It’s easy to see why boomers, or anyone else, can perceive things differently since a quick scan of dozens of packages will show the pervasive use of high fructose corn syrup in today’s food industry. Perhaps the place where the largest switch has happened (and arguably, the biggest taste difference) is soft drinks. In boomer days, all soda pops were made with sugar. As the years went on, the companies mixed percentages of sugar and HFCS until finally, in 1984, Coke switched entirely to HFCS. (The story of New Coke need not be mentioned here, other than it was the first version of Coke to be sweetened entirely with HFCS.) Others, like Pepsi, soon followed.

A few years ago, Pepsi released Pepsi Throwback, which was meant to evoke the taste of the boomer years with a sugar sweetener. However, the drink was available only for a limited time. Mister Boomer did pick it up to sample it, noting it was less sweet and more like the “boomer-era” taste he remembered. These sugar forays may prove meaningless as time goes on since non-sugar drinks now command a bigger percentage of the market.
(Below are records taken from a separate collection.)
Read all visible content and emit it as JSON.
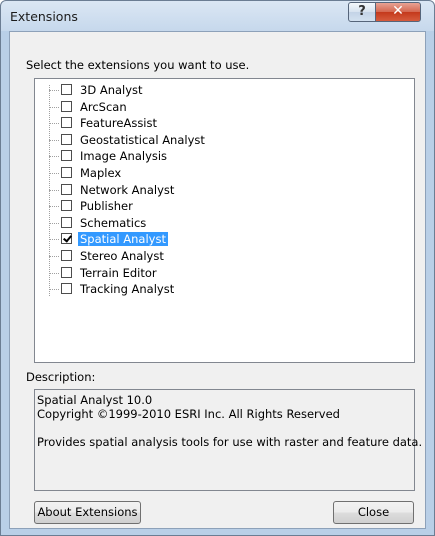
{
  "window": {
    "title": "Extensions"
  },
  "titlebar": {
    "help_glyph": "?",
    "close_glyph": "✕"
  },
  "prompt": "Select the extensions you want to use.",
  "extensions": [
    {
      "label": "3D Analyst",
      "checked": false
    },
    {
      "label": "ArcScan",
      "checked": false
    },
    {
      "label": "FeatureAssist",
      "checked": false
    },
    {
      "label": "Geostatistical Analyst",
      "checked": false
    },
    {
      "label": "Image Analysis",
      "checked": false
    },
    {
      "label": "Maplex",
      "checked": false
    },
    {
      "label": "Network Analyst",
      "checked": false
    },
    {
      "label": "Publisher",
      "checked": false
    },
    {
      "label": "Schematics",
      "checked": false
    },
    {
      "label": "Spatial Analyst",
      "checked": true,
      "selected": true
    },
    {
      "label": "Stereo Analyst",
      "checked": false
    },
    {
      "label": "Terrain Editor",
      "checked": false
    },
    {
      "label": "Tracking Analyst",
      "checked": false
    }
  ],
  "description": {
    "label": "Description:",
    "line1": "Spatial Analyst 10.0",
    "line2": "Copyright ©1999-2010 ESRI Inc. All Rights Reserved",
    "line3": "Provides spatial analysis tools for use with raster and feature data."
  },
  "buttons": {
    "about": "About Extensions",
    "close": "Close"
  },
  "colors": {
    "selection": "#3399ff",
    "close_button": "#c4391c"
  }
}
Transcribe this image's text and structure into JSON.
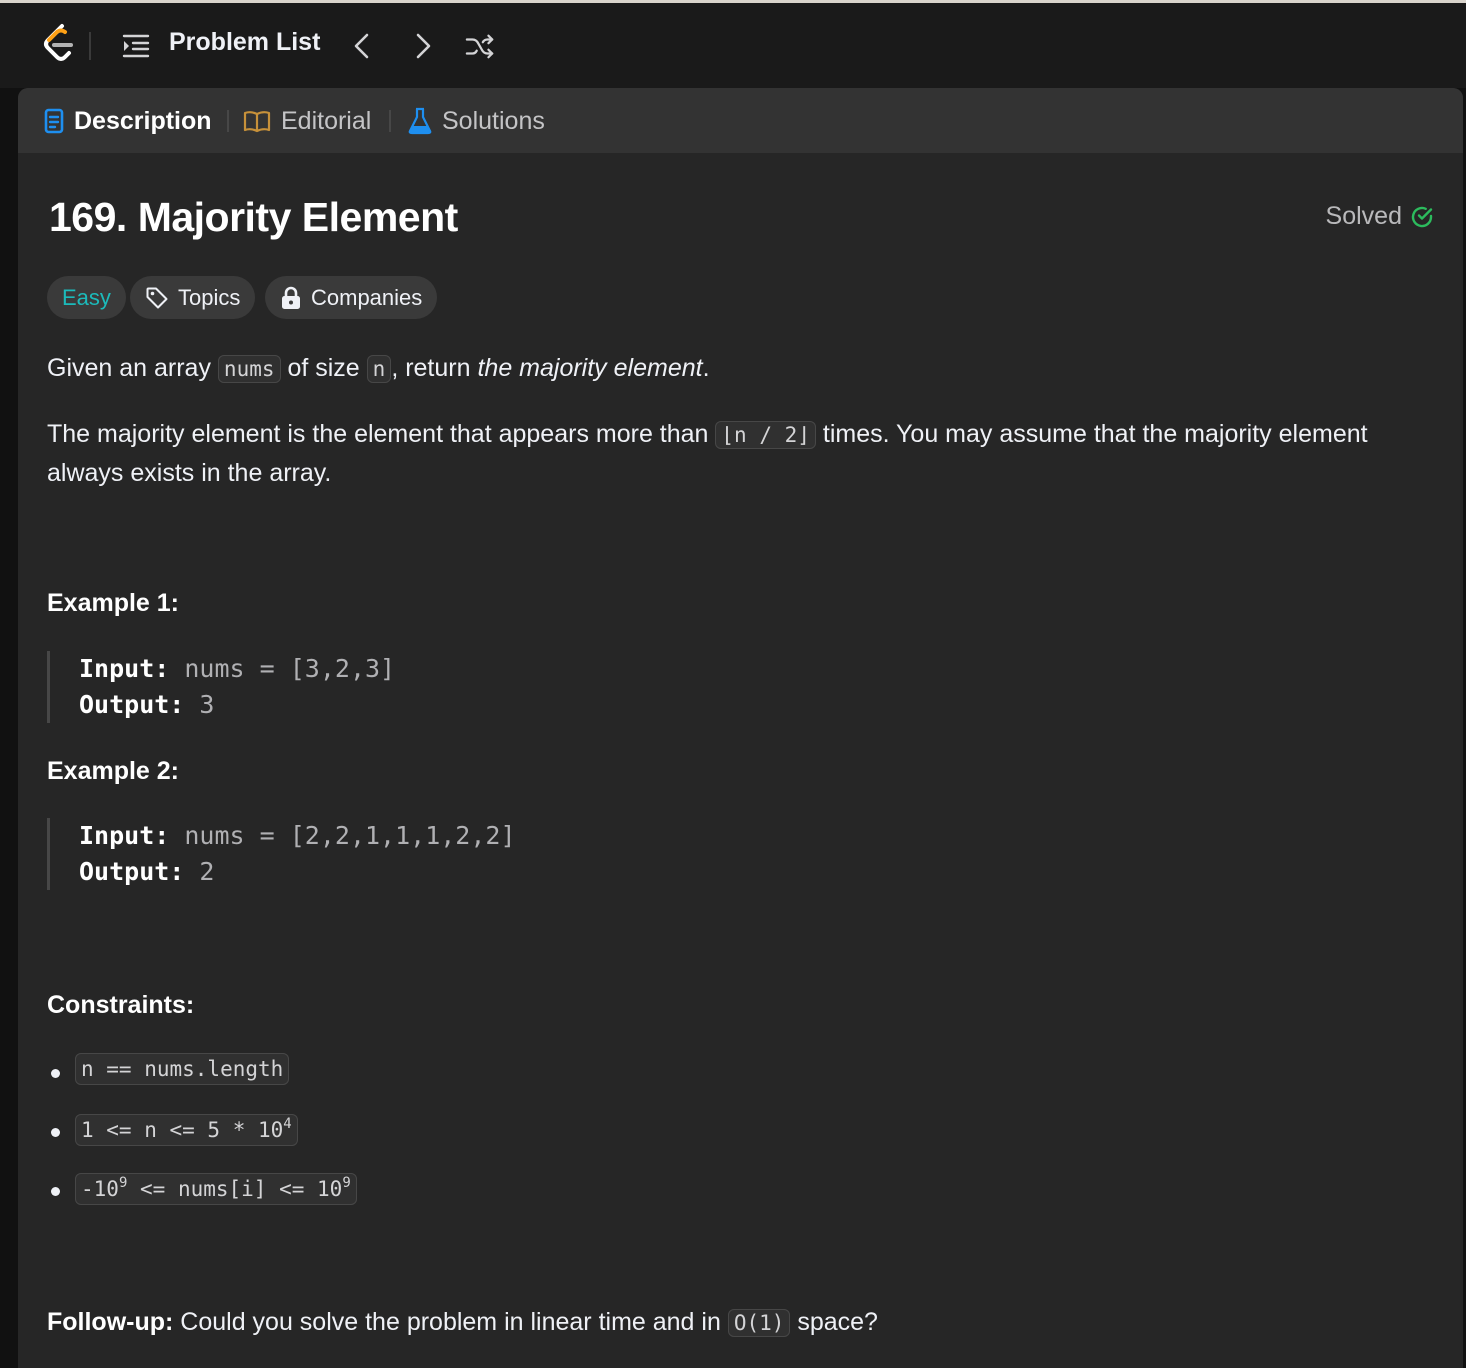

The original question still remains, though: Do chocolate bars actually taste different now than they did 50-60 years ago? Is there any ingredient change other than HFCS that could account for this perception if not actuality? Or is nostalgia at work here, a misremembering conjured up for the sake of pleasant memories? And most importantly, what do you think, boomers?